TechCrunch first covered the startup in a straightforward profile of the company on Wednesday, in which writer Sarah Buhr interviewed one of ManServants' cofounders while taking advantage of the service. Seeing the coverage and ManServants itself as problematic, TechCrunch senior editor Matt Burns then stepped in and decided to show everyone how sexist this sexist concept is, by replacing all gendered references in the original article with female pronouns -- swapping "man" for "woman," "he" for "she," so on and so forth. And thus it should have been clear to everyone that ManServants is a sexist concept.
But wait -- in case someone confused what was going on, Burns offered an editor's note to explain his plan to unmask all this problematic male oppression, which is where things got tricky:

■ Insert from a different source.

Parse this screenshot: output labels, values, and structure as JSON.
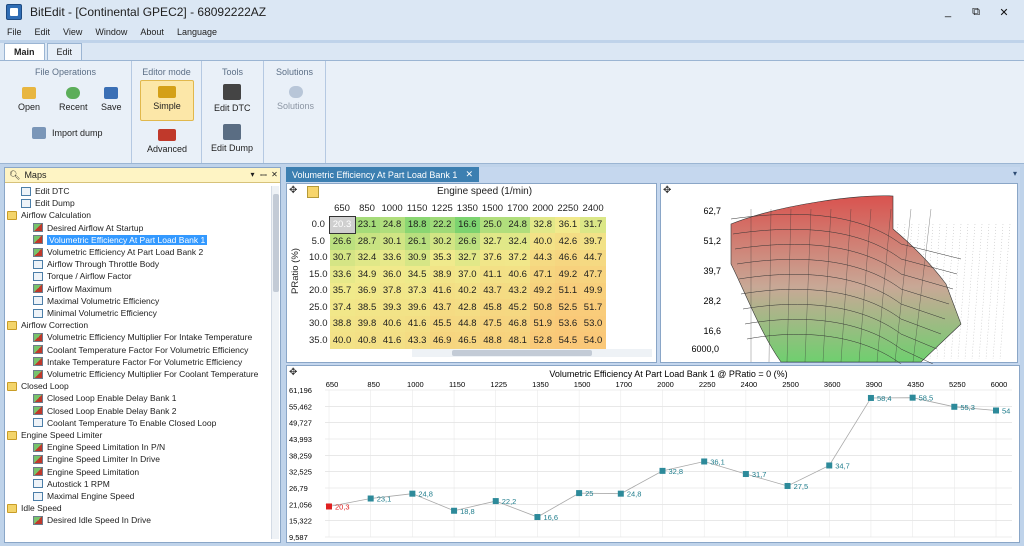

Editor’s Note: Yesterday, we ran a story about a new startup called ManServants, which facilitates the rental of “hot men” for $125. As most of the commenters note, the service is incredibly sexist and has no place in a society striving for gender equality.
To examine my thoughts towards the service I took the original post and swapped every instance of a gendered noun. “Man” became “woman.” “Guy” became “girl.” “ManServants” became “WomanServants.” Names were changed. And the entire story become obviously sexist and obscene. Why is it okay one way and not the other? Well, it’s not. Man or woman, we all have a right to be treated as subjects, not objects.
Here's a not funny fact: Women have faced and still face systemic oppression. Institutional sexism is a real thing -- and, as Valleywag points out, is an especially real thing in the tech industry. The persistence of discrimination against women is partly due to the industry's failure (or, on a larger scale, society's failure) to recognize what sexism actually looks like; TechCrunch has illustrated the confusion ever so adroitly.
Yes, ManServants is sexist, and yes, Burns is even right to say that it isn't conducive to achieving gender equality -- because it relies on stereotypes of both genders and tries to turn sexism into some sort of $125 per hour joke. In one of the company's short promotional videos, which explains that the idea for ManServants was borne of futile attempts to make women enjoy male strippers, it's immediately clear that the cofounders are utilizing some very dated conceptions of "what women want" to reinforce the idea that the only way to get equal is to get even. Here's the clip:
The characterization of women ManServants uses is fundamentally flawed and sexist on its own; ignoring that in favor of decrying the types of historical objectification women have experienced -- but only when applied to men! -- misses the point. It also proposes a dangerous and misguided understanding of oppression that overlooks systemic discrimination against women, and which allows for that discrimination to perpetuate itself. So, congratulations, TechCrunch: You've outdone yourself by preaching to the MRA subreddits of the world. Kudos for standing up against all that sexism.